This is so often the case with Catholic social teaching. There are often prudential/contingent aspects (application) that has its foundation in immutable principles. The principles are immutable whereas the application can change depending upon the circumstances or social context.

Dan said...

In the latest issue of APROPOS, the excellent periodical out of Scotland edited by Tony Fraser (son of the late, great Hamish Fraser) this whole issue is discussed with a clarity and a "sensus Catholicus" I have seen nowhere else. Sadly this article is not on the APROPOS website (which is still "under construction") but if one wants a brilliant study of this topic I can highly recommend subscribing to this periodical or at least requesting that particular back issue.

It is not possible to summarize this study in a few lines here but let us just say that it puts into focus the often confusing and ambiguous comments coming from Rome on this issue and brilliantly compares them with constant Church teaching through the centuries. It is an eye opener, which cuts through the Vatican 2-induced fog.

Hans Coessens said...

Thank God this is an interpretation of religious liberty I can agree with.

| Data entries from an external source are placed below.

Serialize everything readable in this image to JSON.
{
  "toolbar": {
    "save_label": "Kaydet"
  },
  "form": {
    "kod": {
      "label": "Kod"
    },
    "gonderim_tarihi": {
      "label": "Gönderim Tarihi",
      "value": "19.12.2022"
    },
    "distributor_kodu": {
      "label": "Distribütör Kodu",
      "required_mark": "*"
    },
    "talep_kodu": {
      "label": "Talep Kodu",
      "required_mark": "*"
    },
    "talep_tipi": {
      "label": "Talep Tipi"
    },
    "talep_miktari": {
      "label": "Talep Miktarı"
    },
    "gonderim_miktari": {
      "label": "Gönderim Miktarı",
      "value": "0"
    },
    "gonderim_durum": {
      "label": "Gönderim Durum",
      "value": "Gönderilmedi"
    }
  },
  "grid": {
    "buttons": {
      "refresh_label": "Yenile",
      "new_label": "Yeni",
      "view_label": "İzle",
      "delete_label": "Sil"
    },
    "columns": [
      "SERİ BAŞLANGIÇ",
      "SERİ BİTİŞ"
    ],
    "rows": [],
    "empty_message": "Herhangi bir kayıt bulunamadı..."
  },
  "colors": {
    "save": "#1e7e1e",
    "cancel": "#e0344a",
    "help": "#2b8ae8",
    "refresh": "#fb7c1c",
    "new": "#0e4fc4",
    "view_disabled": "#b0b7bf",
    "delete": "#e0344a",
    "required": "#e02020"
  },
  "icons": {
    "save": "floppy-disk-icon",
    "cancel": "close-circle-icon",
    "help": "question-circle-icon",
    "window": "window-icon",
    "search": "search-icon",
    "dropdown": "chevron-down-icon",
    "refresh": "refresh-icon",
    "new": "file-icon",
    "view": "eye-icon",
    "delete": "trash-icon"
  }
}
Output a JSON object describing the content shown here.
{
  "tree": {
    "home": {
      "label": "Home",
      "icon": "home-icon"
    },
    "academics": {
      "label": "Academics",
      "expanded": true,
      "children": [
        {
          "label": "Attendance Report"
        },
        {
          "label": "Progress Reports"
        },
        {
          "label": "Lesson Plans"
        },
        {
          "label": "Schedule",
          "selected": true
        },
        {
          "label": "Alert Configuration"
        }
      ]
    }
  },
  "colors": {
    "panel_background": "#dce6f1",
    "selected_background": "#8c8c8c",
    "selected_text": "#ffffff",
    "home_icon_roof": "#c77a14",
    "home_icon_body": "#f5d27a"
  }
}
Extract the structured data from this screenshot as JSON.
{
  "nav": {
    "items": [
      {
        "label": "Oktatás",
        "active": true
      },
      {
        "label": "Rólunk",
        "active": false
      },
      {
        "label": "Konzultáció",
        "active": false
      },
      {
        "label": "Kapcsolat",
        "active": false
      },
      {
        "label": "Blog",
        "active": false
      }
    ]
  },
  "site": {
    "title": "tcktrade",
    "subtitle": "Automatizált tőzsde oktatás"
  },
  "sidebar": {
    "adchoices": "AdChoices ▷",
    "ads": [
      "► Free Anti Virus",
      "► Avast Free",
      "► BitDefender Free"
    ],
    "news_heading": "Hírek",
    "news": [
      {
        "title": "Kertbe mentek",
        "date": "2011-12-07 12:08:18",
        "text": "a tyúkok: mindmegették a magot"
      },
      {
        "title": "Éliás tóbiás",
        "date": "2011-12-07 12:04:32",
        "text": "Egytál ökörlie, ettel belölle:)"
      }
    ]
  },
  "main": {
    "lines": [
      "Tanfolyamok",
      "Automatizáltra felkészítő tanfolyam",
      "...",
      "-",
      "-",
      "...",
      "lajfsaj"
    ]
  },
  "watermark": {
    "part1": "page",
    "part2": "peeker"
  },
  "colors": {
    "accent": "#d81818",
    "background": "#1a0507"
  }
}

Coming from the very words of the Holy Father himself!!! We are truly in a spring of renewal in the Church and it shall rise in splendour with the triumph of the Imaculata. SSPX Traditionalists and those followers of other groups can easily agree with this address. Deo Gratias!

Cruise the Groove. said...

"But what about those groups, the Amish for example, who do not wish to participate fully in the political life of the larger society? Is there no requirement to respect and protect them?"

Yes, of course,as the Church always taught they are to be tolerated for the civil good, while we pray and evangelise them for their conversion and salvation.

Social Reign Booster said...

Anon. 14:36 hits the nail exactly on the head.

This is from Dignitatis Humanae:
"Over and above all this, the council intends to develop the doctrine of recent popes on the inviolable rights of the human person and the constitutional order of society."

This isn't an anthropological contingency or pruduential judgment. We should be so lucky.

And with all due respect, New Catholic, Pope Leo XIII should not be selectively quoted the way Pope John XXIII did in Pacem in Terris.

We know what Pope Leo XIII's views were on the rights of a Catholic state to suppress publicly propagated error contravening Catholic faith and morals and what the full, comprehensive vision of Libertas and Immortale Dei signify. The sublime Leonine worldview is not the same as what John XIII, Paul VI, John Paul II, and Benedict XVI have been giving us.

Tom the Milkman said...

Yes, of course,as the Church always taught they are to be tolerated for the civil good..

Indeed, and loved for Christ's sake.

craig said...

I'm with K Gurries: I don't think it's logically possible to reduce a right rooted in anthropological truth to a pragmatic contingency.

Where the state does not explicitly enshrine a right in law, the state will eventually consider exercise of that particular right as an attack on the state's authority and punish it as treason. This is equally true for the rights to worship, speech, association, self-defense, property, and even life.

Mike B. said...

Another example of the brilliant use of language by Pope Benedict XVI to explain the relationship between God and man. Frankly, I cannot imagine how coercive conversion in today's world brings anyone truly to Christ. Free Will must be dominant or resentment abounds. The mentality of the Papal State era is bankrupt, and dangerous to those in the Middle East, China and Africa. Let Faith and Reason prevail.

Michael F Brennan
St Petersburg FL

Jordanes551 said...

The mentality of the Papal State era is bankrupt

However, what you call the mentality of the Papal State era predates the Papal States by about four centuries. The States of the Church date from the early Carolingian period, but St. Augustine of Hippo in the 400s A.D. spoke out in support of the secular arm's repression of the Donatists.

New Catholic said...

Well, I believe we can wrap this up for now. We will reopen this shortly.

Thanks,

NC